The digital personal data protection draft bill has proposed a penalty upto ₹250 crore for various matters of non-compliance. Though, the upper band of penalty worth ₹250 crore seems a big amount for ordinary citizens or even Indian tech start-ups but it is a negligible amount for global tech giants.
The draft bill seems heavily tilted in favour of global tech giants. By not insisting on data-processing within Indian jurisdiction the bill has left the back-door open for countries like the US--where some of these tech giants are based--to invade Indian’s data privacy. The bill also seems to be making it easy for these giants to pay the penalties rather than comply with the law.
At ₹80 per dollar assumed rate, the profit booked by Meta in 2021 was ₹3.12 lakh crore, Google booked ₹6.08 lakh crore, and Apple made ₹7.52 lakh crore in profits. Thus the penalty to be paid by companies of Meta, Amazon, Apple, Netflix, Google stature will be less than 0.05% of their profits.
However, for Indian tech start-ups or companies in the digital domain, who are mostly making losses, such a penalty would be back-breaking. Even established Indian companies that own big data and are susceptible to data breaches (like banks) are at the receiving end in terms of penal provisions. Case in point is ICICI Bank that recorded a PAT of ₹23,339 crore in FY22, the damage to profit through such penalty would be approx. 20 times more than what it would be to the big 5. Even for the biggest lender of the country, the State Bank of India (SBI), whose data has been hacked previously, and whose FY22 PAT stands at ₹31,676 crore, a penalty would still be large in proportion to its profits.
Ironically, the penalty provisions in the current draft are quite different from earlier versions of bill. In earlier draft bills, non compliance of rules made penal provisions in line with the annual turnover of the data fiduciaries. Tagging penalty to the annual turnover was a feature lifted from Europe’s General Data Protection Regulation (GDPR). It is still not clear under what pressure or circumstances, current draft bill has removed monetary penalty linked to annual turnover and converted into a penal provision upto just ₹250 crore, a paltry amount for Mega Global tech companies.
GDPR fines made non compliance around data security a costly mistake and they can be separated into 2 levels. Less severe infringements result in a fine of 10 million euros or 2% of a firm’s annual revenue of preceding financial year, depending on whichever is higher. Serious violations can result in a fine of up to 20 million euros or 4% of a firm’s annual revenue from the preceding year, depending on what is higher.

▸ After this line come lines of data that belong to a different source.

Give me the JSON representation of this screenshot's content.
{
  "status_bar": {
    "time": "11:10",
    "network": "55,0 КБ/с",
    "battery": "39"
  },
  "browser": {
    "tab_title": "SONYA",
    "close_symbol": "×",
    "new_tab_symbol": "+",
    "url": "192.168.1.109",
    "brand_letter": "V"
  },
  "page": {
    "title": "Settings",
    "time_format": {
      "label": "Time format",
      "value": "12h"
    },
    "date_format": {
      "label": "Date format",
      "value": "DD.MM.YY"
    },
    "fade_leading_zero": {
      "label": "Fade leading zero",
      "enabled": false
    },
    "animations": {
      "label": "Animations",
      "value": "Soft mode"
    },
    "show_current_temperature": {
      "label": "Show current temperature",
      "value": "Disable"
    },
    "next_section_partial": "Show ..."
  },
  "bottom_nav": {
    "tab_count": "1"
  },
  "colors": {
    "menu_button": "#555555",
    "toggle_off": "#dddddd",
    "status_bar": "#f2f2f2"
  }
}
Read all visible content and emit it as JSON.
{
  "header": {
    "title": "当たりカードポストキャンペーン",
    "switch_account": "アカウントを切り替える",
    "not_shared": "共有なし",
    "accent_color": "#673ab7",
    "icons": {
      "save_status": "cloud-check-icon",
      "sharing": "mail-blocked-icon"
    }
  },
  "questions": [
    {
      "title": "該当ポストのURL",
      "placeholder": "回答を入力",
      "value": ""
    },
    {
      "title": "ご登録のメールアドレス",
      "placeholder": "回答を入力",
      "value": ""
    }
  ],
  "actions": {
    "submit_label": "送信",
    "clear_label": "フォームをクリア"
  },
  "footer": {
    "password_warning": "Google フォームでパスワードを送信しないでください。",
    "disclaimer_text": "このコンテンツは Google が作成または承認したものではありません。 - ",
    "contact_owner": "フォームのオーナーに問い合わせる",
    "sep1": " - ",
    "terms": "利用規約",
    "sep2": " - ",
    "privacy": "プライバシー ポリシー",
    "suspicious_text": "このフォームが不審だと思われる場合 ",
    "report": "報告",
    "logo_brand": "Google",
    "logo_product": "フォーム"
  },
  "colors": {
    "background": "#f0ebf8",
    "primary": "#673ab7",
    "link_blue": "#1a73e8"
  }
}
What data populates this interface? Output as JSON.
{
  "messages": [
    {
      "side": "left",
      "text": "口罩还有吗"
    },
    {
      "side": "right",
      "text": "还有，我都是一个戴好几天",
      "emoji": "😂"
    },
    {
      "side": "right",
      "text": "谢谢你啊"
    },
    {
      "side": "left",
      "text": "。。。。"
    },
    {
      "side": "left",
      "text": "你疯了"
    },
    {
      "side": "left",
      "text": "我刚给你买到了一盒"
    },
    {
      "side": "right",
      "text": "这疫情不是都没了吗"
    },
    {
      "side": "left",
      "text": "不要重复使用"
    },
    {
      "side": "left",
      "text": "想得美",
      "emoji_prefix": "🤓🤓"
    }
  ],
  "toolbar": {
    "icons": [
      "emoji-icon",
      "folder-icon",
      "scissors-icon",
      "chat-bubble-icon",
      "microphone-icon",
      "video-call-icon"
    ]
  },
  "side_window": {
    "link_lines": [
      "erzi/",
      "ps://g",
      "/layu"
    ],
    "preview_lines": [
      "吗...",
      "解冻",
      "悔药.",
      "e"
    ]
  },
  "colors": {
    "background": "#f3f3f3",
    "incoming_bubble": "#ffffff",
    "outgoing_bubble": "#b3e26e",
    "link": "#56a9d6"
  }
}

GDPR is one of the toughest privacy and security laws globally and global tech giants are taking all necessary steps to follow the rules. In the last calendar year, Amazon was handed a mammoth 746 million euro fine (₹6,341 crore assuming ₹85 equals to 1 Euro) while WhatsApp was given a massive 225 million Euro fine (₹1,912 crore) for data privacy breaches.
In a hypothetical event where the Pentagon, empowered by the Patriot Act of US, decides to rummage through the private data of Indian citizens stored on US soil, what kind of penalty does India hope to levy on data-fiduciaries storing the data in the US? Moreover, the moot question is- would penalising for non-compliance solve the purpose of data-privacy laws?